However, the same task could be implemented by directly executing those three subqueries, separated by semicolons, and combining their results in the code. Just like for the JOIN-free queries, we can immediately see that those three queries could be executed in parallel, maybe even using different database replicas for speed. We can thus substantially reduce the query latency.
We could say that LEFT JOIN both combines different columns, and provides a way to cleanly split processing of independent attributes. Similarly, UNION ALL both combines different rows, and provides a way to cleanly split processing of independent datasets.
That’s why we could say, tongue-in-cheek, that UNION ALL really could better be renamed as VERTICAL JOIN.

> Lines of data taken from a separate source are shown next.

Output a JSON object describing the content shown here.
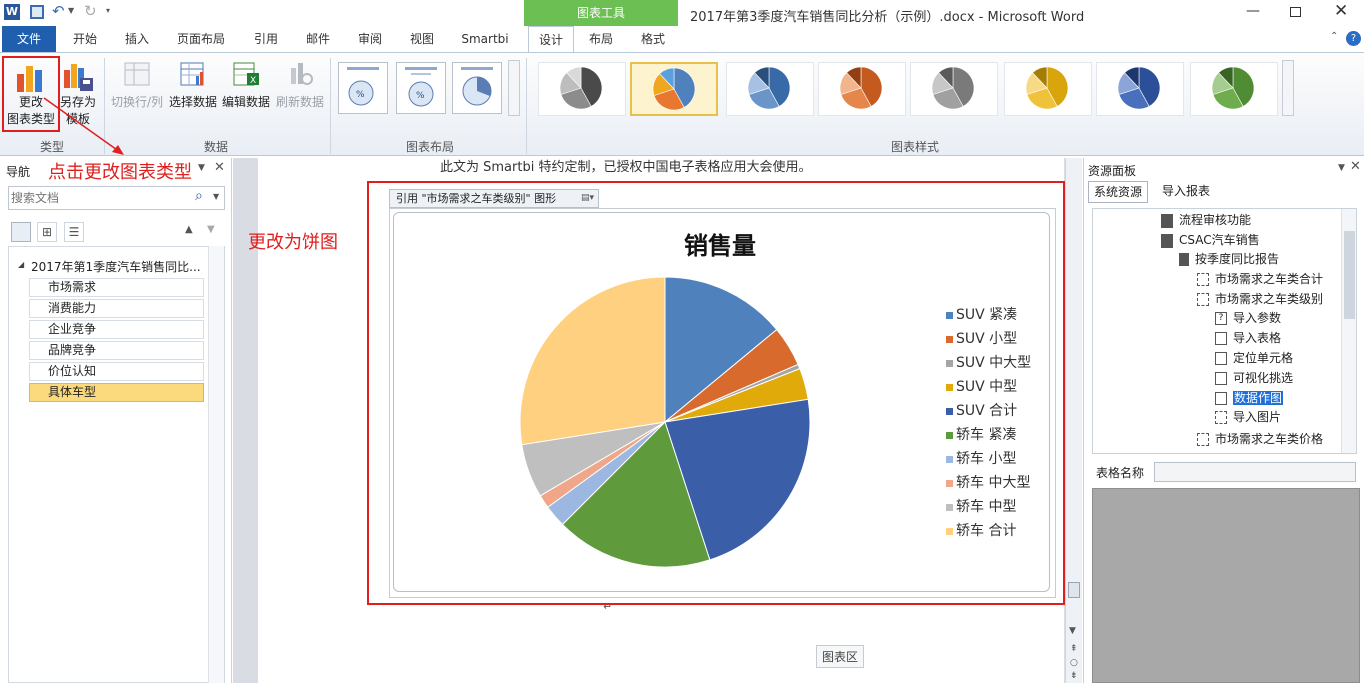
{
  "window": {
    "title": "2017年第3季度汽车销售同比分析（示例）.docx - Microsoft Word",
    "context_tab_header": "图表工具"
  },
  "ribbon": {
    "tabs": [
      "文件",
      "开始",
      "插入",
      "页面布局",
      "引用",
      "邮件",
      "审阅",
      "视图",
      "Smartbi"
    ],
    "context_tabs": [
      "设计",
      "布局",
      "格式"
    ],
    "type_group": {
      "label": "类型",
      "change_type_l1": "更改",
      "change_type_l2": "图表类型",
      "save_template_l1": "另存为",
      "save_template_l2": "模板"
    },
    "data_group": {
      "label": "数据",
      "switch_row_col": "切换行/列",
      "select_data": "选择数据",
      "edit_data": "编辑数据",
      "refresh_data": "刷新数据"
    },
    "layout_group": {
      "label": "图表布局"
    },
    "styles_group": {
      "label": "图表样式"
    }
  },
  "annotations": {
    "click_note": "点击更改图表类型",
    "pie_note": "更改为饼图"
  },
  "nav": {
    "title": "导航",
    "search_placeholder": "搜索文档",
    "root": "2017年第1季度汽车销售同比...",
    "items": [
      "市场需求",
      "消费能力",
      "企业竞争",
      "品牌竞争",
      "价位认知",
      "具体车型"
    ]
  },
  "doc": {
    "top_text": "此文为 Smartbi 特约定制，已授权中国电子表格应用大会使用。",
    "content_control_label": "引用 \"市场需求之车类级别\" 图形",
    "chart_area_tooltip": "图表区"
  },
  "chart_data": {
    "type": "pie",
    "title": "销售量",
    "categories": [
      "SUV 紧凑",
      "SUV 小型",
      "SUV 中大型",
      "SUV 中型",
      "SUV 合计",
      "轿车 紧凑",
      "轿车 小型",
      "轿车 中大型",
      "轿车 中型",
      "轿车 合计"
    ],
    "values": [
      14,
      4.5,
      0.5,
      3.5,
      22.5,
      17.5,
      2.5,
      1.5,
      6,
      27.5
    ],
    "colors": [
      "#4f81bd",
      "#d86a2e",
      "#a5a5a5",
      "#e0aa0b",
      "#3a5ea8",
      "#5f9a3c",
      "#9cb8e0",
      "#efa689",
      "#bfbfbf",
      "#fed07f"
    ],
    "legend_position": "right"
  },
  "resources": {
    "title": "资源面板",
    "tabs": [
      "系统资源",
      "导入报表"
    ],
    "tree": [
      "流程审核功能",
      "CSAC汽车销售",
      "按季度同比报告",
      "市场需求之车类合计",
      "市场需求之车类级别",
      "导入参数",
      "导入表格",
      "定位单元格",
      "可视化挑选",
      "数据作图",
      "导入图片",
      "市场需求之车类价格"
    ],
    "table_name_label": "表格名称"
  },
  "colors": {
    "accent_blue": "#1f5fae",
    "context_green": "#6cbf52",
    "annotation_red": "#e01e1e",
    "nav_active": "#fbd97d"
  }
}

Usually the posts in this substack have about 1500 words. As an experiment, this post was about 50% shorter. In the next issue, we’re going to discuss:
More on improving the SQL notation;
Polymorphic relations. This is a huge topic that will be discussed separately in the same vein as the either/or saga, but we’ll begin with the role that UNION ALL plays here.
P.S.: follow me on Twitter: https://twitter.com/alexeymakhotkin.
Hold my beer:
select * from (values(2, 'foo'), (5, 'quux'), (7, 'gvar')) tmp(colA, colB);
Valid in SqlServer and PostgreSQL. SQLite won't let you name your columns, but you can get there via a CTE, or omit them entirely if you don't care (they'll be named column1, column2).
I don't know about other databases.